Govt's diabetes research grants 'could' lead to cure
Research grants recently awarded by the NSW government to 14 researchers offer a glimmer of hope to the more than 1.5 million Australians who suffer from diabetes.
NSW Minister for Health and Minister for Medical Research Jillian Skinner awarded 14 researchers with new Diabetes Australia grants at an event on Tuesday (29 July) in the NSW Parliament House.
Forty-six research projects were granted funding nationally for 2014 totalling $3.5 million. The Diabetes Australia Research Program has provided over $20m in research funding coming from charitable and philanthropic donors across Australia over past seven years.
Skinner says that research into finding a cure for diabetes and preventing diabetes and its complications is crucial.

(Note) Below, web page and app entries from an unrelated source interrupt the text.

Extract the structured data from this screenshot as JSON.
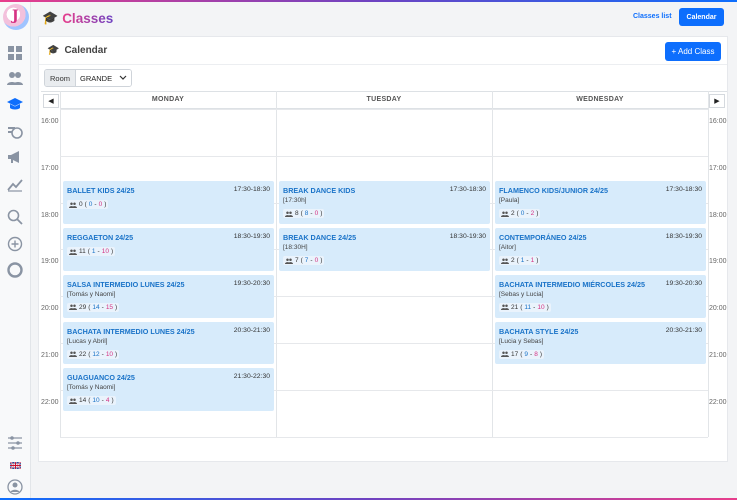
{
  "header": {
    "title": "Classes",
    "classes_list_link": "Classes list",
    "calendar_button": "Calendar"
  },
  "card": {
    "title": "Calendar",
    "add_class_button": "+ Add Class",
    "room_label": "Room",
    "room_value": "GRANDE"
  },
  "days": [
    "MONDAY",
    "TUESDAY",
    "WEDNESDAY"
  ],
  "times": [
    "16:00",
    "17:00",
    "18:00",
    "19:00",
    "20:00",
    "21:00",
    "22:00"
  ],
  "events": {
    "mon": [
      {
        "name": "BALLET KIDS 24/25",
        "time": "17:30-18:30",
        "teacher": "",
        "total": "0",
        "a": "0",
        "b": "0"
      },
      {
        "name": "REGGAETON 24/25",
        "time": "18:30-19:30",
        "teacher": "",
        "total": "11",
        "a": "1",
        "b": "10"
      },
      {
        "name": "SALSA INTERMEDIO LUNES 24/25",
        "time": "19:30-20:30",
        "teacher": "[Tomás y Naomi]",
        "total": "29",
        "a": "14",
        "b": "15"
      },
      {
        "name": "BACHATA INTERMEDIO LUNES 24/25",
        "time": "20:30-21:30",
        "teacher": "[Lucas y Abril]",
        "total": "22",
        "a": "12",
        "b": "10"
      },
      {
        "name": "GUAGUANCO 24/25",
        "time": "21:30-22:30",
        "teacher": "[Tomás y Naomi]",
        "total": "14",
        "a": "10",
        "b": "4"
      }
    ],
    "tue": [
      {
        "name": "BREAK DANCE KIDS",
        "time": "17:30-18:30",
        "teacher": "[17:30h]",
        "total": "8",
        "a": "8",
        "b": "0"
      },
      {
        "name": "BREAK DANCE 24/25",
        "time": "18:30-19:30",
        "teacher": "[18:30H]",
        "total": "7",
        "a": "7",
        "b": "0"
      }
    ],
    "wed": [
      {
        "name": "FLAMENCO KIDS/JUNIOR 24/25",
        "time": "17:30-18:30",
        "teacher": "[Paula]",
        "total": "2",
        "a": "0",
        "b": "2"
      },
      {
        "name": "CONTEMPORÁNEO 24/25",
        "time": "18:30-19:30",
        "teacher": "[Aitor]",
        "total": "2",
        "a": "1",
        "b": "1"
      },
      {
        "name": "BACHATA INTERMEDIO MIÉRCOLES 24/25",
        "time": "19:30-20:30",
        "teacher": "[Sebas y Lucia]",
        "total": "21",
        "a": "11",
        "b": "10"
      },
      {
        "name": "BACHATA STYLE 24/25",
        "time": "20:30-21:30",
        "teacher": "[Lucia y Sebas]",
        "total": "17",
        "a": "9",
        "b": "8"
      }
    ]
  }
}
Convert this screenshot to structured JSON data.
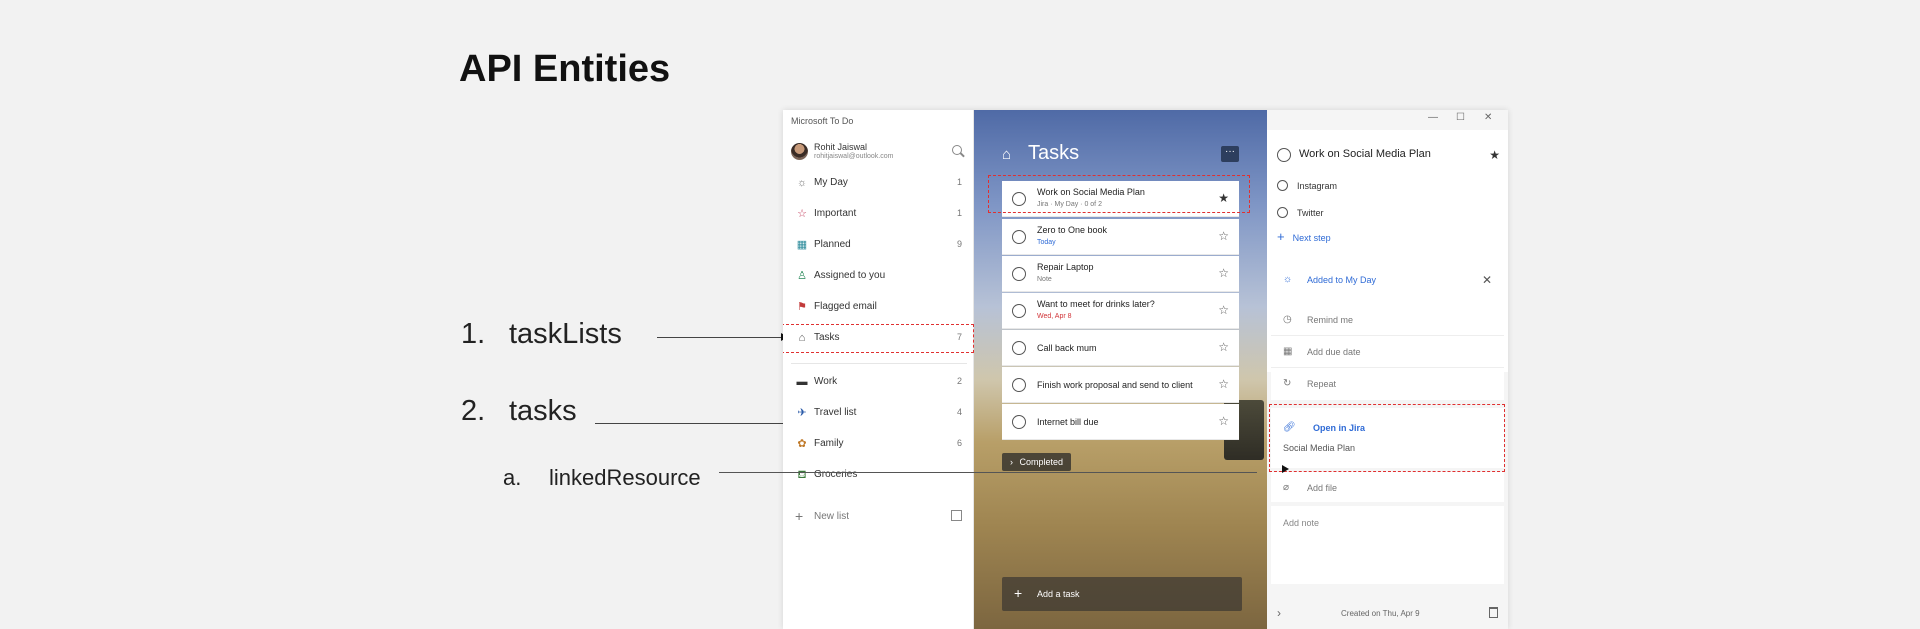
{
  "slide": {
    "title": "API Entities"
  },
  "annotations": [
    {
      "number": "1.",
      "text": "taskLists"
    },
    {
      "number": "2.",
      "text": "tasks"
    },
    {
      "number": "a.",
      "text": "linkedResource"
    }
  ],
  "app": {
    "name": "Microsoft To Do",
    "profile": {
      "name": "Rohit Jaiswal",
      "email": "rohitjaiswal@outlook.com"
    },
    "sidebar": {
      "items": [
        {
          "label": "My Day",
          "count": "1",
          "icon": "sun-icon"
        },
        {
          "label": "Important",
          "count": "1",
          "icon": "star-icon"
        },
        {
          "label": "Planned",
          "count": "9",
          "icon": "calendar-icon"
        },
        {
          "label": "Assigned to you",
          "count": "",
          "icon": "person-icon"
        },
        {
          "label": "Flagged email",
          "count": "",
          "icon": "flag-icon"
        },
        {
          "label": "Tasks",
          "count": "7",
          "icon": "home-icon"
        }
      ],
      "lists": [
        {
          "label": "Work",
          "count": "2"
        },
        {
          "label": "Travel list",
          "count": "4"
        },
        {
          "label": "Family",
          "count": "6"
        },
        {
          "label": "Groceries",
          "count": ""
        }
      ],
      "new_list_label": "New list"
    },
    "tasks_pane": {
      "title": "Tasks",
      "more_label": "···",
      "tasks": [
        {
          "title": "Work on Social Media Plan",
          "meta": "Jira · My Day · 0 of 2",
          "starred": true
        },
        {
          "title": "Zero to One book",
          "meta": "Today",
          "starred": false
        },
        {
          "title": "Repair Laptop",
          "meta": "Note",
          "starred": false
        },
        {
          "title": "Want to meet for drinks later?",
          "meta": "Wed, Apr 8",
          "starred": false
        },
        {
          "title": "Call back mum",
          "meta": "",
          "starred": false
        },
        {
          "title": "Finish work proposal and send to client",
          "meta": "",
          "starred": false
        },
        {
          "title": "Internet bill due",
          "meta": "",
          "starred": false
        }
      ],
      "completed_label": "Completed",
      "add_task_label": "Add a task"
    },
    "detail_pane": {
      "window_controls": [
        "—",
        "☐",
        "✕"
      ],
      "task_title": "Work on Social Media Plan",
      "steps": [
        "Instagram",
        "Twitter"
      ],
      "next_step_label": "Next step",
      "my_day_label": "Added to My Day",
      "remind_label": "Remind me",
      "due_label": "Add due date",
      "repeat_label": "Repeat",
      "linked": {
        "label": "Open in Jira",
        "sub": "Social Media Plan"
      },
      "add_file_label": "Add file",
      "add_note_label": "Add note",
      "footer_text": "Created on Thu, Apr 9"
    },
    "colors": {
      "accent": "#2f6bd6",
      "highlight": "#e03030"
    }
  }
}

Despite the large percentage of the population who have to cope with the debilitating condition – which can cause heart attacks, strokes, blindness, amputations and kidney failure – there is still no cure for type 1 or type 2 diabetes.
New national strategy
Skinner said the federal government has shown commitment to reducing the impact of diabetes by developing a new national strategy, led by an expert advisory group that is co-chaired by Diabetes Australia President, Judi Moylan.
"Research to create a future without diabetes and its complications is essential," Moylan said.
"It has been more than 70 years since lifesaving insulin was discovered, however we still don't know the actual causes of type 1 or type 2 diabetes nor how diabetes causes serious health complications and how to prevent it.
"Last year the National Health and Medical Research Council provided $44 million for diabetes research but this was dwarfed by $197 million for cancer and cardiovascular research. This is despite diabetes being the fastest growing epidemic and a major cause of hospitalisations, cost and lost productivity."
Skinner said: "The National Diabetes Strategy will strengthen Australia's response to the key areas of prevention and the primary health care sector, and will assist in identifying ways that will curb the impact of the condition through early diagnosis and treatment."
Non-invasive alternative therapy
One such therapy which has been successfully improving the quality of life for type 2 diabetics who are not properly controlled with medical or lifestyle intervention involves a device called the EndoBarrier.
Non-evasive and reversible, the device is inserted via a tube through the patient's mouth, and then secured just below the stomach and into the start of the intestine. It is then unfurled as a plastic tube into the small bowel. By having the plastic tubing within the duodenum, the EndoBarrier excludes food from that part of the small intestine, improving diabetic control rapidly.
The therapy has been in use for nearly two years in Australia, and according to Dr Harry Frydenberg, laparoscopic and general surgeon at Epworth Centre in Melbourne, solid results are being seen in patients.
"We've had some good weight losses – some have lost up to 32kgs within a year, which is very good. The average is between 12-20," he said.
A patient of his, Terry Crews, said the therapy had given him a "second chance at life". Like millions of Australians hindered by type 2 diabetes, Crews was desperate to find a way to improve his lifestyle.
"I'd tried a number of methods to reduce my weight, none of which helped. I ended up being bedridden – my knees were gone, my hips were gone. Everything was sort of failing. I needed assistance for everyday activities like going to the toilet and putting my socks on," he said.
Having done his own research, Crews was well aware of the "dramatic side effects" associated with other forms of treatment.
"Having found EndoBarrier, which was non-invasive and easily reversible, it became a pretty simple decision," he said.
Prominent researcher Dr Paul Lee from the Garvan Institute of Medical Research is researching whether increasing or activating brown fat can help prevent or treat type 2 diabetes.
"Understanding how brown fat utilises energy, particularly sugar, may help us devise ways to improve energy balance in the body through brown fat," Dr Lee said.
"Our research will look at whether diet, exercise or medications for diabetes work through brown fat, or whether brown fat may be a completely new target exploitable in therapeutic development."
Diabetes Australia CEO Prof Greg Johnson said that the generosity of Australians has made it possible support vital diabetes research.
He said: "We hope more Australians, more companies and more philanthropists will join with us to support targeted and important diabetes research to help create a future where Australians do not face the threat of diabetes or its complications."